Claudia from Toronto sent me the above name and asked if I had heard of him. I hadn't, but a little Google revealed this. My thanks to the lady from the north.
Igor Sergeyevich Gouzenko (January 13, 1919, Rogachev, Soviet Union – June 28, 1982, Mississauga, Canada) was a cipher clerk for the Soviet Embassy to Canada in Ottawa, Ontario. He defected on September 5, 1945 with 109 documents on Soviet espionage activities in the West.
Gouzenko's defection exposed Joseph Stalin's efforts to steal nuclear secrets, and the then-unknown technique of planting sleeper agents. The "Gouzenko Affair" is often credited as a triggering event of the Cold War. 
What I find fascinating is how poorly he was received..proving that we Yanks and Cannucks are closer than we know.
Gouzenko walked out of the Embassy door carrying with him a briefcase with Soviet code books and deciphering materials. He initially went to the Royal Canadian Mounted Police, but the RCMP officers on duty refused to believe his story. He then went to the Ottawa Journal newspaper, but the paper's night editor was not interested, and suggested he go to the justice ministry, where nobody was on duty. ....

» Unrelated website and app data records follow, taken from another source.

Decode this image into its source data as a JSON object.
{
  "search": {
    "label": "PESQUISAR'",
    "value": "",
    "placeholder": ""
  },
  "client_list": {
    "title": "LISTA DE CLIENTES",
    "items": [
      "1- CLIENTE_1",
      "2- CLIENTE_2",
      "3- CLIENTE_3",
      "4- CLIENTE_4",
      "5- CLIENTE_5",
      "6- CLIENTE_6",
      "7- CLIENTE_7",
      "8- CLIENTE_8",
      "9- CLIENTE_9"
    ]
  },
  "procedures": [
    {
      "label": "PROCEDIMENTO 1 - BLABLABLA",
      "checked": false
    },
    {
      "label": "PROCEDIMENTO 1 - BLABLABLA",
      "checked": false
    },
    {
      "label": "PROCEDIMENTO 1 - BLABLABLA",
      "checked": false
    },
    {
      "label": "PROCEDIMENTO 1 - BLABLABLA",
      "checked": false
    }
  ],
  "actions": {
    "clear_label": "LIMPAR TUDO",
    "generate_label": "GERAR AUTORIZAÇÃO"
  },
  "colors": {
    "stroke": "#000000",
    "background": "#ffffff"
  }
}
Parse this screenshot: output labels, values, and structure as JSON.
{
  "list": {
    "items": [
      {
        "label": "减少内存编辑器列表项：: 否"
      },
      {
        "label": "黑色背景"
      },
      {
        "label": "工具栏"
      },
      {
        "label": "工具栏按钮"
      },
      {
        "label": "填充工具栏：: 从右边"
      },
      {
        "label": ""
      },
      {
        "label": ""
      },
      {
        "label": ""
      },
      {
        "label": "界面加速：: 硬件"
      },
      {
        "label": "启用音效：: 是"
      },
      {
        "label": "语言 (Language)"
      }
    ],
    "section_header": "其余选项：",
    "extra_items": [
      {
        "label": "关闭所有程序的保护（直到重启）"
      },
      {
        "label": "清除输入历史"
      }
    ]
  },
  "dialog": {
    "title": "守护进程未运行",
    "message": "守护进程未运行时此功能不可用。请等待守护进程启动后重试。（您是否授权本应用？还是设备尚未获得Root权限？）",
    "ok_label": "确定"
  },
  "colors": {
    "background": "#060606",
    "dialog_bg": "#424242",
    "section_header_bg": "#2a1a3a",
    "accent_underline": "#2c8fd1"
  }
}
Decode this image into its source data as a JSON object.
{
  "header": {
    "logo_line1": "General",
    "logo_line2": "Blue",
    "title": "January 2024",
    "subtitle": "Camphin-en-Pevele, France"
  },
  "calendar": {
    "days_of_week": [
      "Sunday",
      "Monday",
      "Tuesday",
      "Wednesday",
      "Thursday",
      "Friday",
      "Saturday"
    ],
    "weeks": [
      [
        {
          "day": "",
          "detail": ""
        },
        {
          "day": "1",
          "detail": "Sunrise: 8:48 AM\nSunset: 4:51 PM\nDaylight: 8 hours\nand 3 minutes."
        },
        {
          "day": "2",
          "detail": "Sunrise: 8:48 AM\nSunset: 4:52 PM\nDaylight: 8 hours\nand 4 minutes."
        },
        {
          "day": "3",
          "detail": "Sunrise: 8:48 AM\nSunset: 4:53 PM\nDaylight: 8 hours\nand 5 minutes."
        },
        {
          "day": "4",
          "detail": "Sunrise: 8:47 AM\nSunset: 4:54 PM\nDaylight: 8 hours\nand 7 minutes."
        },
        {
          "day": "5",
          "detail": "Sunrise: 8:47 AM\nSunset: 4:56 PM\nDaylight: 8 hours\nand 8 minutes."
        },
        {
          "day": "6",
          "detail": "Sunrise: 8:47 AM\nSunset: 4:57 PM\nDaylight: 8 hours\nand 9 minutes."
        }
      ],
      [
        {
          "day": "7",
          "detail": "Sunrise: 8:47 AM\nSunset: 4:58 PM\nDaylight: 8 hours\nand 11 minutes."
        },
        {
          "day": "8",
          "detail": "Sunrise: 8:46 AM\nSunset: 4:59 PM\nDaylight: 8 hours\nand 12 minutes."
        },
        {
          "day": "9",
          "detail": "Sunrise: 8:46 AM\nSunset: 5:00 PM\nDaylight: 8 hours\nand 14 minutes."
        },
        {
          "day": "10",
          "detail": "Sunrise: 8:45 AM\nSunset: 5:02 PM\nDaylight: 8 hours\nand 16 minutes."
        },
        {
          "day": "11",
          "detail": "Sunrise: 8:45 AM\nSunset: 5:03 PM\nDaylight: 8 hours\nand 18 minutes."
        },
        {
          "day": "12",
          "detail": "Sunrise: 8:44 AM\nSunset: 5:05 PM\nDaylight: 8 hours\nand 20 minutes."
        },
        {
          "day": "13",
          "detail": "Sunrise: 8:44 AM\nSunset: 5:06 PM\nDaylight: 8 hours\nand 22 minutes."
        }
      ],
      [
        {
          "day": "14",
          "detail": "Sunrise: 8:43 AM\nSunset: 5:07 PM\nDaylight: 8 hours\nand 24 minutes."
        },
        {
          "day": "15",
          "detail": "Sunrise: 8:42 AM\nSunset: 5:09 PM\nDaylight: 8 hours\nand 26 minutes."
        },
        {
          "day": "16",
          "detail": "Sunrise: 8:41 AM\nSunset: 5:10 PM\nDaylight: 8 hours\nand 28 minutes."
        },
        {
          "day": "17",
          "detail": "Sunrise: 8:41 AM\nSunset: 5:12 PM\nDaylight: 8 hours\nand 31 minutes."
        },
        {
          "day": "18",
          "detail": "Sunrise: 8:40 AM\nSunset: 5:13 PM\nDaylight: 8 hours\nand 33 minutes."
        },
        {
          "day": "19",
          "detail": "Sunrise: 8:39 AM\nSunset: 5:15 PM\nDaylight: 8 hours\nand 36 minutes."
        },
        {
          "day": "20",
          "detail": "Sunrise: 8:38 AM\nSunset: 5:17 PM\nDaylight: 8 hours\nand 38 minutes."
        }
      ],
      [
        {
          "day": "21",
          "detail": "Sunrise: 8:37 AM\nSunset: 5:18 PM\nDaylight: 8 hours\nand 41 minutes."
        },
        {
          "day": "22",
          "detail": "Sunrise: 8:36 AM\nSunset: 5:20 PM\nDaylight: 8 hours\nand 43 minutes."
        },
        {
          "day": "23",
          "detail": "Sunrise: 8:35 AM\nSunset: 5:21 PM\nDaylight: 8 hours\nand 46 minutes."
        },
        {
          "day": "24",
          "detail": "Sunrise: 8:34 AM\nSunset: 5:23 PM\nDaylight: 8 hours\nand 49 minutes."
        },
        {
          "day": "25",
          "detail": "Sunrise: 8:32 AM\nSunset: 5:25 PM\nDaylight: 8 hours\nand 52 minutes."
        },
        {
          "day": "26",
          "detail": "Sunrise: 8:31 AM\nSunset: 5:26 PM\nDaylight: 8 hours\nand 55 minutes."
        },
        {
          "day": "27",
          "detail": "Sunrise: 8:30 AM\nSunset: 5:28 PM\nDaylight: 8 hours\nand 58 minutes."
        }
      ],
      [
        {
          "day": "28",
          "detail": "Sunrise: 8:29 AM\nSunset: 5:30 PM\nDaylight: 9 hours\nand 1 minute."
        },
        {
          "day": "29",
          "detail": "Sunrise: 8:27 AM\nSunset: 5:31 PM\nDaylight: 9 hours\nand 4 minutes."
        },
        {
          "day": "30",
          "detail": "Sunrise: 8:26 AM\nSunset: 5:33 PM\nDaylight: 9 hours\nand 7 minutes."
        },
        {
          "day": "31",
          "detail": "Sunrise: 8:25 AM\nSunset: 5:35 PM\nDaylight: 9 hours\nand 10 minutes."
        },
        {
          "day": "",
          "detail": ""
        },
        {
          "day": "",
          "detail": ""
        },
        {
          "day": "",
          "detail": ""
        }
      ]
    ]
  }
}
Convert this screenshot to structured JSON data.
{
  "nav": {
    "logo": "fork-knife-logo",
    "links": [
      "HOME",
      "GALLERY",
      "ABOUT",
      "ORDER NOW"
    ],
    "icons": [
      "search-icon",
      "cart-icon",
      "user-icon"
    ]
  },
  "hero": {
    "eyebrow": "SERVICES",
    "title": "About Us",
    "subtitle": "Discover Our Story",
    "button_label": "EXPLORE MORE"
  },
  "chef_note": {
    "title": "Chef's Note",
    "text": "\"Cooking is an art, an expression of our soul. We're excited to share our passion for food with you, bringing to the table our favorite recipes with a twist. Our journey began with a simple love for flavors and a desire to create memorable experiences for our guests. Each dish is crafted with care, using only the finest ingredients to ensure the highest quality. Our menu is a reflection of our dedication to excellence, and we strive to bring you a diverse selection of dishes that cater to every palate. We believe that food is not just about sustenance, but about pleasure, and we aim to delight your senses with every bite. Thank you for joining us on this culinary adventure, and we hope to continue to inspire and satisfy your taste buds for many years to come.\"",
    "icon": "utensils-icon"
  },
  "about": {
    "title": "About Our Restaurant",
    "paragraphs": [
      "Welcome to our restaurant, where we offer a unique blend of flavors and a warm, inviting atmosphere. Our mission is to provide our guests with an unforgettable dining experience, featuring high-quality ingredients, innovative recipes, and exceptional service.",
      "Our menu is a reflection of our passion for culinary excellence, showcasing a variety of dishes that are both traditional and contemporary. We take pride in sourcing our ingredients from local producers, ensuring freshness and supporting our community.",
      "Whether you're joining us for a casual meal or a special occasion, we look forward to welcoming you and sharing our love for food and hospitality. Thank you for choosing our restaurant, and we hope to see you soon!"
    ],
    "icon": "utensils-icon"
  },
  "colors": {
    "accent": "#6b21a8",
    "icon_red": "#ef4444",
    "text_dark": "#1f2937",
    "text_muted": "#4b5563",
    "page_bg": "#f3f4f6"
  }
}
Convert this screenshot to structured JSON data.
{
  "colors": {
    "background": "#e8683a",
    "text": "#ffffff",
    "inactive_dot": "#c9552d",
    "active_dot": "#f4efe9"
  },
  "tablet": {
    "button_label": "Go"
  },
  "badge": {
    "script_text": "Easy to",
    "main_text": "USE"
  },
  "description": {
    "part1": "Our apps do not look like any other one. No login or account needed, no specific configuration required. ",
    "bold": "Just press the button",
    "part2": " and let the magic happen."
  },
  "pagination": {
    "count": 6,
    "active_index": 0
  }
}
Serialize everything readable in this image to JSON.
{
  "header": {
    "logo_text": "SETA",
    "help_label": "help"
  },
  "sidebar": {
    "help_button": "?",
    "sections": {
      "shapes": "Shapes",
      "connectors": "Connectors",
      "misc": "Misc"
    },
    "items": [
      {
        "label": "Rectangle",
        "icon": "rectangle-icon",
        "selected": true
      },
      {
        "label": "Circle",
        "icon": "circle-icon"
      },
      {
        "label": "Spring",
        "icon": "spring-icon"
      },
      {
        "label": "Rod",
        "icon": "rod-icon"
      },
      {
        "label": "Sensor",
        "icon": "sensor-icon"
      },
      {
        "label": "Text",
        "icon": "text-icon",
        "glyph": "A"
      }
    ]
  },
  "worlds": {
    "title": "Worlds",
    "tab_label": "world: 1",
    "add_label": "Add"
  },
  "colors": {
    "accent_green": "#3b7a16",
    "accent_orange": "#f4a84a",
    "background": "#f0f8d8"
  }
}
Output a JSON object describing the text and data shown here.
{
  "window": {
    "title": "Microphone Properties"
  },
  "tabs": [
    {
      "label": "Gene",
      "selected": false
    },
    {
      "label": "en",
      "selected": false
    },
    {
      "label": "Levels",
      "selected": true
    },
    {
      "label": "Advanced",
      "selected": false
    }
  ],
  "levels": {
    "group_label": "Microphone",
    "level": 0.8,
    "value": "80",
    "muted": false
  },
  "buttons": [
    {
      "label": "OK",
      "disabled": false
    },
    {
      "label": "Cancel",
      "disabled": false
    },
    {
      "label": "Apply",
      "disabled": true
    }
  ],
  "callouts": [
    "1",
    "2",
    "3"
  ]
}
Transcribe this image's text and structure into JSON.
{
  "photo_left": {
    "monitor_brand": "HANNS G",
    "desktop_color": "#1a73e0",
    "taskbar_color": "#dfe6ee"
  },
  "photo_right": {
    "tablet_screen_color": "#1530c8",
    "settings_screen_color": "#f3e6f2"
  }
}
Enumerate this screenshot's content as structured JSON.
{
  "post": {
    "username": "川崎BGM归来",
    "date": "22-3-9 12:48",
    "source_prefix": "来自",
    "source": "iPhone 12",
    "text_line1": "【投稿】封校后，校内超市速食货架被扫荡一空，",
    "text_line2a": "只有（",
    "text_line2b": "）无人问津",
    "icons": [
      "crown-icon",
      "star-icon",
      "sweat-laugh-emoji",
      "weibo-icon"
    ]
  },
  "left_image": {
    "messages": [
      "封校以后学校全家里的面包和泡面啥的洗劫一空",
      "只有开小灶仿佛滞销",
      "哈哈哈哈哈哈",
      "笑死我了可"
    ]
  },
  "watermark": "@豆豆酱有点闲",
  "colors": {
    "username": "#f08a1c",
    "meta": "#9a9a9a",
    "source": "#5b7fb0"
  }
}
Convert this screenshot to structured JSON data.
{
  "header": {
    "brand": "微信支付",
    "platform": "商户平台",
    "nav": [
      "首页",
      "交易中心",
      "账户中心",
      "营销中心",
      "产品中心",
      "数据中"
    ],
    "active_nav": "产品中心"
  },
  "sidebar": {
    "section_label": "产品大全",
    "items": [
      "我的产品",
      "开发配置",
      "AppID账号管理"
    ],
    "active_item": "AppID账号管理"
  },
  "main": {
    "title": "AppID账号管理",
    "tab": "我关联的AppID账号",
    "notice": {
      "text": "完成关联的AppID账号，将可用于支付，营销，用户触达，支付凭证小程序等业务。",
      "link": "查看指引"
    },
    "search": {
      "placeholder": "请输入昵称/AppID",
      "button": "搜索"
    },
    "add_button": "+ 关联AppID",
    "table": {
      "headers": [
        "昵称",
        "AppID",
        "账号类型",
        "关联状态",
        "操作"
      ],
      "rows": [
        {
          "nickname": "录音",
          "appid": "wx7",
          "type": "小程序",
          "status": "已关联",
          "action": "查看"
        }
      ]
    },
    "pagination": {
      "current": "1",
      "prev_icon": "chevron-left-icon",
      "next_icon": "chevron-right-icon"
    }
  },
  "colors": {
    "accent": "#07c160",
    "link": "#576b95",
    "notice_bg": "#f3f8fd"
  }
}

Even once the RCMP expressed interest in Gouzenko, it has been alleged that the Canadian Prime Minister William Lyon Mackenzie King initially wanted nothing to do with him. Even with Gouzenko in hiding and under RCMP protection, King reportedly pushed for a diplomatic solution to avoid upsetting the Soviet Union, still a wartime ally and ostensible friend. Documents reveal that King, then 70 and weary from six years of war leadership, was aghast when Norman Robertson, his undersecretary for external affairs, and his assistant, H. H. Wrong, informed him on the morning of September 6, 1945 that a "terrible thing" had happened. Gouzenko and his wife Svetlana, they told him, had appeared at the office of Justice Minister Louis St. Laurent with documents unmasking Soviet perfidy on Canadian soil. "It was like a bomb on top of everything else", King wrote.
The evidence provided by Gouzenko led to the arrest in Canada of a total of 39 suspects, of which 18 were eventually convicted.... His information also likely helped in the investigation of Julius and Ethel Rosenberg in the U.S. Gouzenko, being a cipher clerk by profession, likely also assisted with the Venona investigation, which probed Soviet codes and which eventually led to the discovery of vital Soviet spies such as Donald Maclean, Guy Burgess, Kim Philby, Anthony Blunt, and John Cairncross (the so-called Cambridge Five), as well as Alan Nunn May.
A movie, "The Iron Curtain" was made in 1948. I am sure if it were made today Igor Gouzenko would be the villain.
That says much about our current cultural affairs.